What Is Revenue-Based Financing
RBF is an opportunity for businesses and investors to pair up to generate shared wealth. It occurs when an investor injects capital into a business in exchange for a fixed percentage of the business’ ongoing gross revenues.
Here’s what you need to know about RBF:
- Payments increase and decrease, depending on business revenues. As a business makes more money, the investor also makes more money. When the business earns less money, the investor earns less money. Both the business and the investor want the same thing: for the business to turn a profit.
- Investor returns continue until the principal amount of the loan is repaid plus a multiple. While not set in stone because this is an RBF model, investors typically seek to recoup their investment within a three- to five-year period.
What Revenue-Based Financing Is Not
It's easy to mistake RBF for a traditional bank loan or a situation in which an angel investor or venture capital firm injects money into a business for a return of the profit. Those aren’t the same thing as RBF.

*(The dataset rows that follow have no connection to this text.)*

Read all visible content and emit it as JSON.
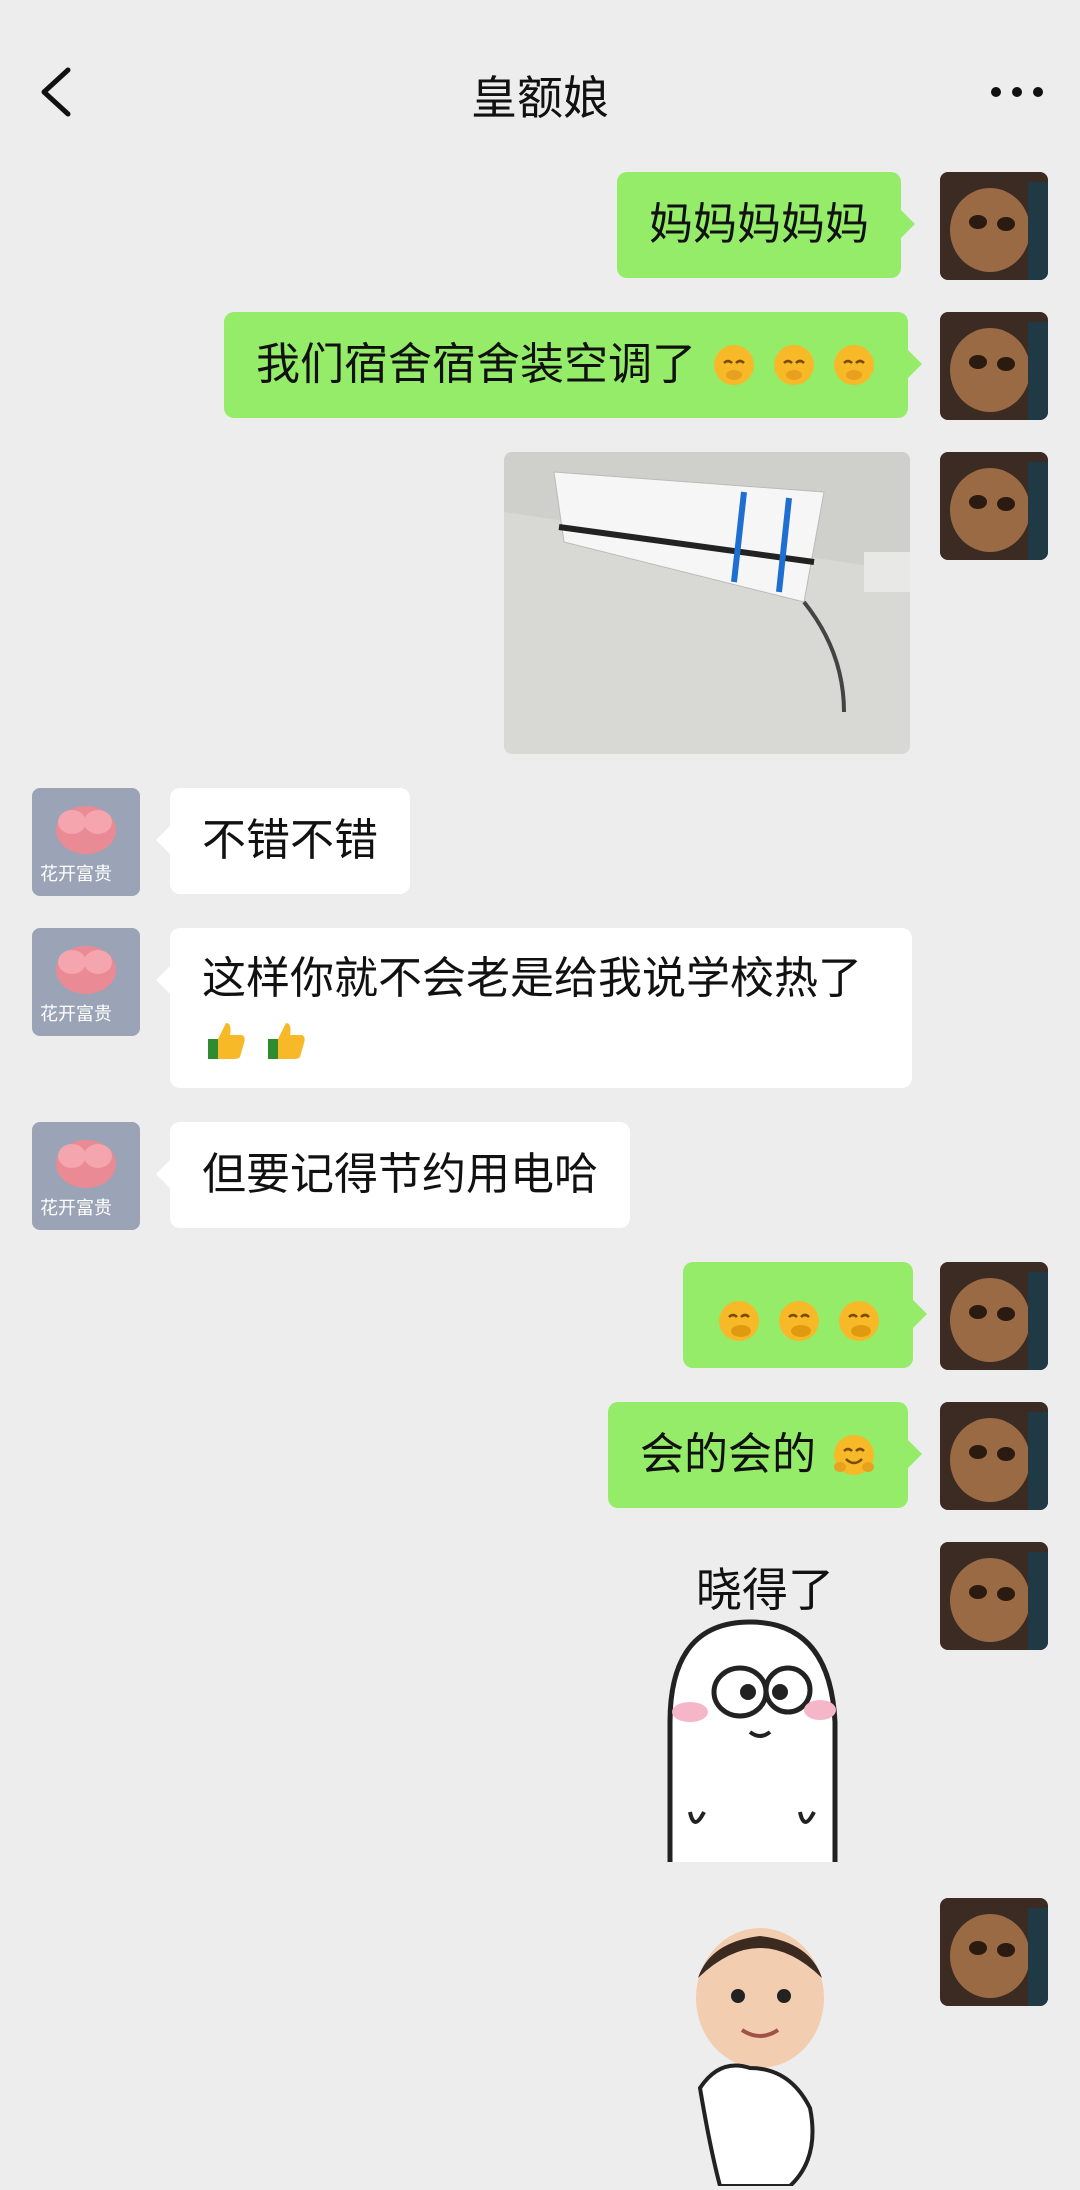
{
  "header": {
    "title": "皇额娘"
  },
  "avatar_in_caption": "花开富贵",
  "messages": [
    {
      "text": "妈妈妈妈妈",
      "emoji": []
    },
    {
      "text": "我们宿舍宿舍装空调了",
      "emoji": [
        "blush",
        "blush",
        "blush"
      ]
    },
    {
      "text": "不错不错"
    },
    {
      "line1": "这样你就不会老是给我说学校热了",
      "emoji": [
        "thumbs-up",
        "thumbs-up"
      ]
    },
    {
      "text": "但要记得节约用电哈"
    },
    {
      "emoji": [
        "hand-over-mouth",
        "hand-over-mouth",
        "hand-over-mouth"
      ]
    },
    {
      "text": "会的会的",
      "emoji": [
        "hugging"
      ]
    }
  ],
  "stickers": {
    "xiaode_caption": "晓得了"
  },
  "colors": {
    "background": "#ededed",
    "outgoing": "#95ec69",
    "incoming": "#ffffff"
  }
}
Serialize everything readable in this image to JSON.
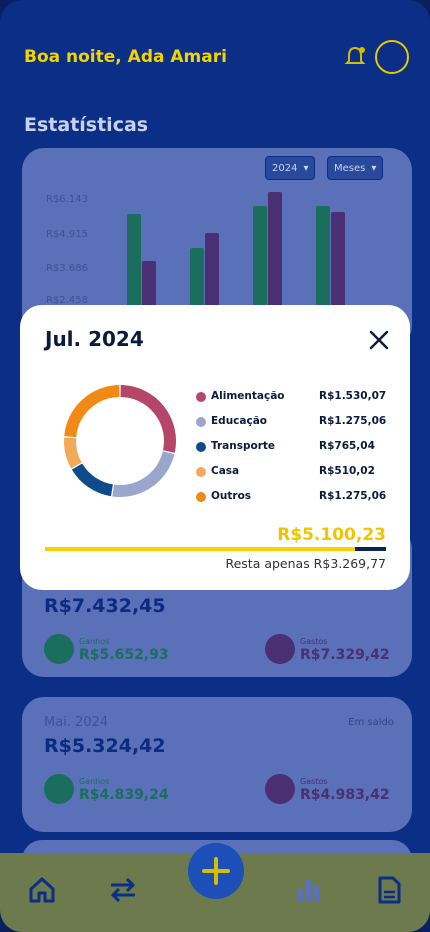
{
  "header": {
    "greeting": "Boa noite, Ada Amari"
  },
  "stats": {
    "title": "Estatísticas",
    "year_select": "2024",
    "period_select": "Meses",
    "y_ticks": [
      "R$6.143",
      "R$4.915",
      "R$3.686",
      "R$2.458"
    ]
  },
  "colors": {
    "accent_yellow": "#f5d200",
    "navy": "#0c2356",
    "alimentacao": "#b6456a",
    "educacao": "#9ba6cc",
    "transporte": "#0f4b8c",
    "casa": "#f4a95a",
    "outros": "#f08a14"
  },
  "month_cards": [
    {
      "label": "",
      "tag": "",
      "value": "R$7.432,45",
      "income_label": "Ganhos",
      "income": "R$5.652,93",
      "expense_label": "Gastos",
      "expense": "R$7.329,42"
    },
    {
      "label": "Mai. 2024",
      "tag": "Em saldo",
      "value": "R$5.324,42",
      "income_label": "Ganhos",
      "income": "R$4.839,24",
      "expense_label": "Gastos",
      "expense": "R$4.983,42"
    }
  ],
  "modal": {
    "title": "Jul. 2024",
    "total": "R$5.100,23",
    "remaining": "Resta apenas R$3.269,77",
    "progress_fraction": 0.91,
    "categories": [
      {
        "name": "Alimentação",
        "value": "R$1.530,07",
        "amount": 1530.07,
        "color": "#b6456a"
      },
      {
        "name": "Educação",
        "value": "R$1.275,06",
        "amount": 1275.06,
        "color": "#9ba6cc"
      },
      {
        "name": "Transporte",
        "value": "R$765,04",
        "amount": 765.04,
        "color": "#0f4b8c"
      },
      {
        "name": "Casa",
        "value": "R$510,02",
        "amount": 510.02,
        "color": "#f4a95a"
      },
      {
        "name": "Outros",
        "value": "R$1.275,06",
        "amount": 1275.06,
        "color": "#f08a14"
      }
    ]
  },
  "icons": {
    "bell": "bell-icon",
    "profile": "profile-icon",
    "close": "close-icon",
    "home": "home-icon",
    "transfer": "transfer-icon",
    "add": "add-icon",
    "stats": "bar-chart-icon",
    "report": "report-icon"
  }
}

- RBF is not a bank loan. Businesses may decide against pursuing a traditional bank loan because banks may require upfront collateral. In most cases, a bank will require a business owner to sign an agreement that allows the bank to come after the business owner’s personal assets should the business default on the loan. This doesn’t happen with RBF.
- RBF is not venture capital or angel investing. There’s no selling of equity in exchange for the capital infusion with RBF. Instead of providing an equity share, the RBF model provides equity warrants. In finance, a warrant is a security that entitles the holder to buy company stock at a fixed price or “exercise” price. This warrant stays in effect until the expiry date passes.
Advantages of Revenue-Based Financing
RBF has several advantages you must understand in order to determine if it’s right for your business. These include:
- Both parties benefit when the business generates lots of revenue. Both the business owner and the RBF firm benefit when business revenue increases. Both have aligned goals in this sense — when the business does well, both parties do well. When the business suffers, both parties suffer.
- It helps during rough times. When a business has a hard time staying afloat due to an economic or market downturn, RBF can prove especially helpful for ensuring its success. Sometimes, a business needs an injection of cash to survive and keep growing. RBF allows this to happen.
- The cost of capital is usually less than some other finance options. In general, it costs considerably less to borrow money through RBF than other alternative finance routes. This is true in the case of angel investing, merchant cash advances, and even invoice financing.
Here are several factors contributing to RBF’s lower capital cost:
- Interest Rates: The reason capital costs much less with this option has a lot to do with interest rates. Interest rates for RBF generally run lower than those for other loan types.
- Legal Fees: Legal fees also tend to run lower with RBF.
- Tax Breaks: Businesses also can take advantage of tax breaks because the RBF investment is a loan with tax-deductible interest.
Here’s why RBF is preferable to a traditional bank loan:
- An RBF firm won't go after a business owner’s personal assets like a traditional bank would. This can take a lot of pressure off a small business owner.
- It’s easier to get financing. A bank will require a lot of paperwork. An RBF firm just cares that a business is in good health and can maintain strong margins.
How To Qualify for Revenue-Based Financing
To qualify for an RBF loan, a business must meet two key requirements. But, to do so, a business will first need sufficient operational history and a record of sustained growth.
Here are the two key requirements to qualify for RBF:
- The business must currently generate revenue. An RBF firm makes its money based on revenues generated by the business. For this reason, an RBF firm won’t inject capital into a business that doesn’t already have a steady revenue stream.
- The business must have strong gross margins. An RBF firm also won’t inject capital into a business that lacks strong gross margins. Why? Because RBF firms take a percentage of a company's gross margins as repayment. The stronger the gross margins, the sooner a business can repay the loan to the RBF firm.
RBF attracts businesses seeking an injection of capital. If a business wants to remain its own separate entity without taking on partners, the RBF model allows this to happen. In contrast, angel investors and venture capital firms take an ownership stake in the company and sometimes have input into the business’ daily operations. RBF allows a business owner to retain control of their business without the input and control that comes with venture capital money and angel investing.
With RBF, a business agrees to give up a percentage of its gross revenues in exchange for an infusion of cash from an RBF firm. Both parties have a mutual interest in the success of the business. As such, the business owner and RBF firm may collaborate to ensure the business makes the best use of its capital. When the business thrives, both the business owner and the RBF firm thrive. The sooner the business can repay the RBF firm, the better the rate of return on the RBF firm’s investment.